• _Recorded data_
--

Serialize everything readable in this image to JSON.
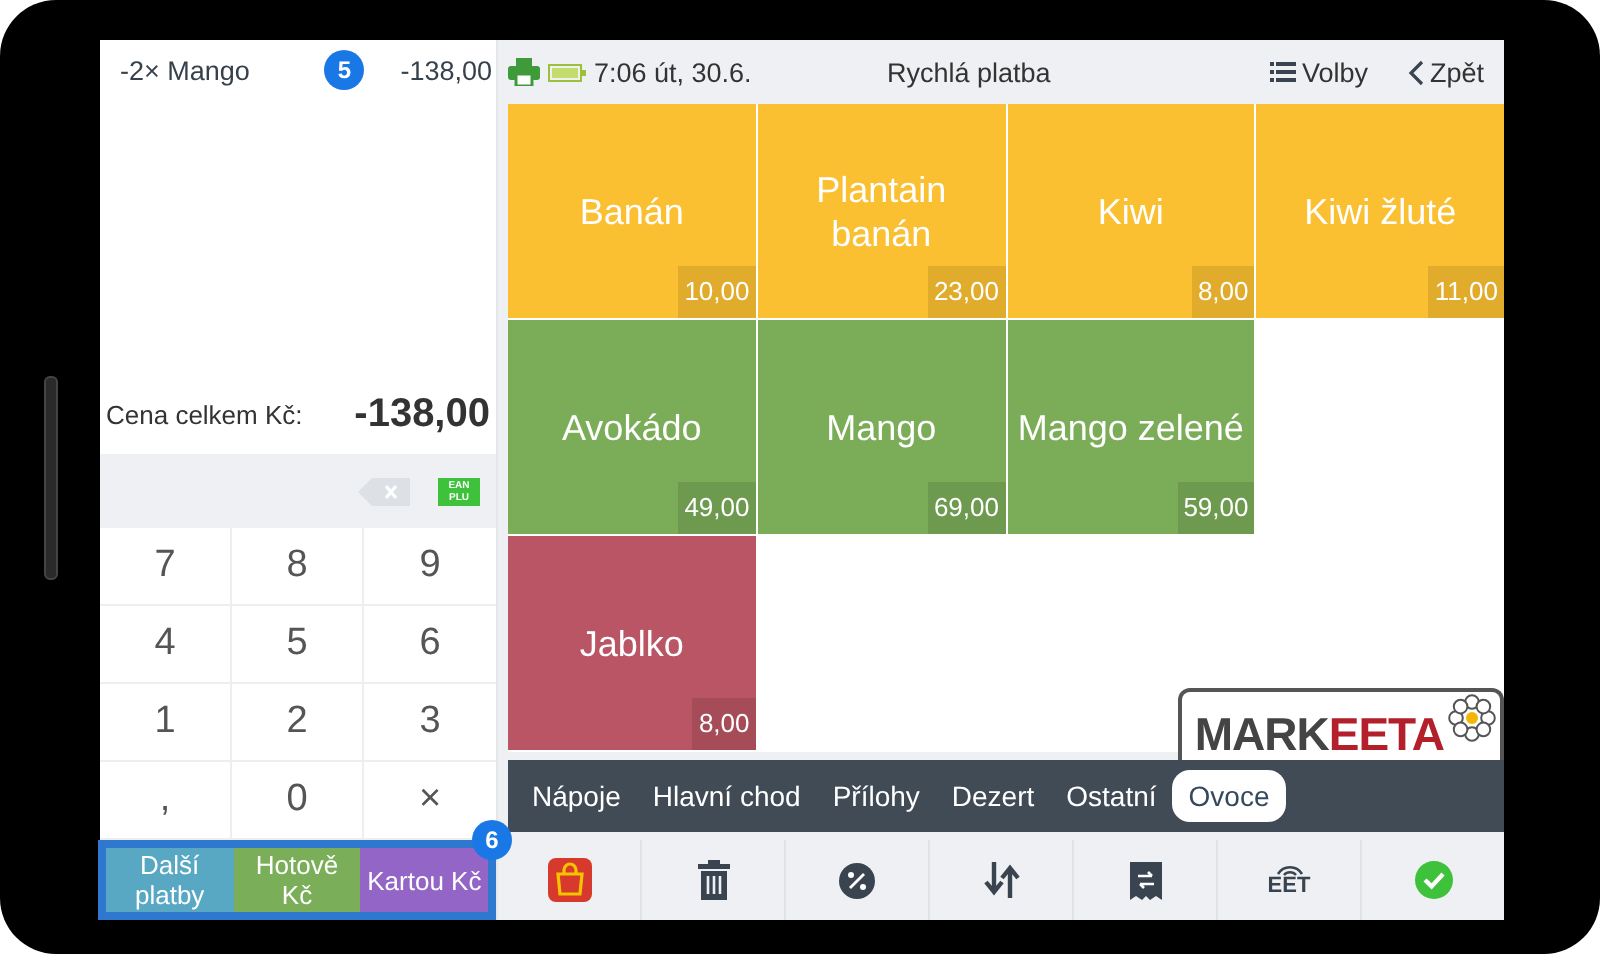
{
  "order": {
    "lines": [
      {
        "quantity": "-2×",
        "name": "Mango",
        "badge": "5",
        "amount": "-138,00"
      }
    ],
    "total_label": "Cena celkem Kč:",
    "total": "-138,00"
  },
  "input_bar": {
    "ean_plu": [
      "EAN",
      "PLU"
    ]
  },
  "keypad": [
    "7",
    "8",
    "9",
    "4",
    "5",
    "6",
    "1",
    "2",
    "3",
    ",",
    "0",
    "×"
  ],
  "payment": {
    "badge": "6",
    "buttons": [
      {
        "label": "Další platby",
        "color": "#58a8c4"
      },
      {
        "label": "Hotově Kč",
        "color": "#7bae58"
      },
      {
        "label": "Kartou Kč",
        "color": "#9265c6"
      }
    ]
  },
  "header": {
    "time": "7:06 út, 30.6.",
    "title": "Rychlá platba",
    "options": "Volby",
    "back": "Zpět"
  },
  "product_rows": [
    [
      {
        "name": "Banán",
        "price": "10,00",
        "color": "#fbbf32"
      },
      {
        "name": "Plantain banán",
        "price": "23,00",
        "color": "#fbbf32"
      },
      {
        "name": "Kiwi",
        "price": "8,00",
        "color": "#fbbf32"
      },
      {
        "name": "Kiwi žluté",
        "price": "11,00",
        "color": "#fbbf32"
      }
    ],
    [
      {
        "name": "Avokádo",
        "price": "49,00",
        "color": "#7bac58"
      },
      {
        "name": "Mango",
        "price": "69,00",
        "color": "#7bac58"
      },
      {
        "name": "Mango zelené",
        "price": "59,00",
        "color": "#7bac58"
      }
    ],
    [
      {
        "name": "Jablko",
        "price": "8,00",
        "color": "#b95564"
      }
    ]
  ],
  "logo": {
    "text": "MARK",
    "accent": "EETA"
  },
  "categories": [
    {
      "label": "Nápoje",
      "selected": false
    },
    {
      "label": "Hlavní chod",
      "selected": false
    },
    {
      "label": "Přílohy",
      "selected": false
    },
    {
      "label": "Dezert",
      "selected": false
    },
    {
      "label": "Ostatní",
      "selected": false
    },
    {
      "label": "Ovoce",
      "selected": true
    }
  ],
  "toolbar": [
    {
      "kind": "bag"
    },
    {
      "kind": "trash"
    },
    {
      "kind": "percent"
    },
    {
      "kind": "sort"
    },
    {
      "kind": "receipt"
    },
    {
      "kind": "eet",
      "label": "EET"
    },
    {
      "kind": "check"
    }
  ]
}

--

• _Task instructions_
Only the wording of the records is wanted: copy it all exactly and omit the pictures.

• _Answer for this exercise_
Serialize everything readable in this image to JSON.
{
  "order": {
    "lines": [
      {
        "quantity": "-2×",
        "name": "Mango",
        "badge": "5",
        "amount": "-138,00"
      }
    ],
    "total_label": "Cena celkem Kč:",
    "total": "-138,00"
  },
  "input_bar": {
    "ean_plu": [
      "EAN",
      "PLU"
    ]
  },
  "keypad": [
    "7",
    "8",
    "9",
    "4",
    "5",
    "6",
    "1",
    "2",
    "3",
    ",",
    "0",
    "×"
  ],
  "payment": {
    "badge": "6",
    "buttons": [
      {
        "label": "Další platby",
        "color": "#58a8c4"
      },
      {
        "label": "Hotově Kč",
        "color": "#7bae58"
      },
      {
        "label": "Kartou Kč",
        "color": "#9265c6"
      }
    ]
  },
  "header": {
    "time": "7:06 út, 30.6.",
    "title": "Rychlá platba",
    "options": "Volby",
    "back": "Zpět"
  },
  "product_rows": [
    [
      {
        "name": "Banán",
        "price": "10,00",
        "color": "#fbbf32"
      },
      {
        "name": "Plantain banán",
        "price": "23,00",
        "color": "#fbbf32"
      },
      {
        "name": "Kiwi",
        "price": "8,00",
        "color": "#fbbf32"
      },
      {
        "name": "Kiwi žluté",
        "price": "11,00",
        "color": "#fbbf32"
      }
    ],
    [
      {
        "name": "Avokádo",
        "price": "49,00",
        "color": "#7bac58"
      },
      {
        "name": "Mango",
        "price": "69,00",
        "color": "#7bac58"
      },
      {
        "name": "Mango zelené",
        "price": "59,00",
        "color": "#7bac58"
      }
    ],
    [
      {
        "name": "Jablko",
        "price": "8,00",
        "color": "#b95564"
      }
    ]
  ],
  "logo": {
    "text": "MARK",
    "accent": "EETA"
  },
  "categories": [
    {
      "label": "Nápoje",
      "selected": false
    },
    {
      "label": "Hlavní chod",
      "selected": false
    },
    {
      "label": "Přílohy",
      "selected": false
    },
    {
      "label": "Dezert",
      "selected": false
    },
    {
      "label": "Ostatní",
      "selected": false
    },
    {
      "label": "Ovoce",
      "selected": true
    }
  ],
  "toolbar": [
    {
      "kind": "bag"
    },
    {
      "kind": "trash"
    },
    {
      "kind": "percent"
    },
    {
      "kind": "sort"
    },
    {
      "kind": "receipt"
    },
    {
      "kind": "eet",
      "label": "EET"
    },
    {
      "kind": "check"
    }
  ]
}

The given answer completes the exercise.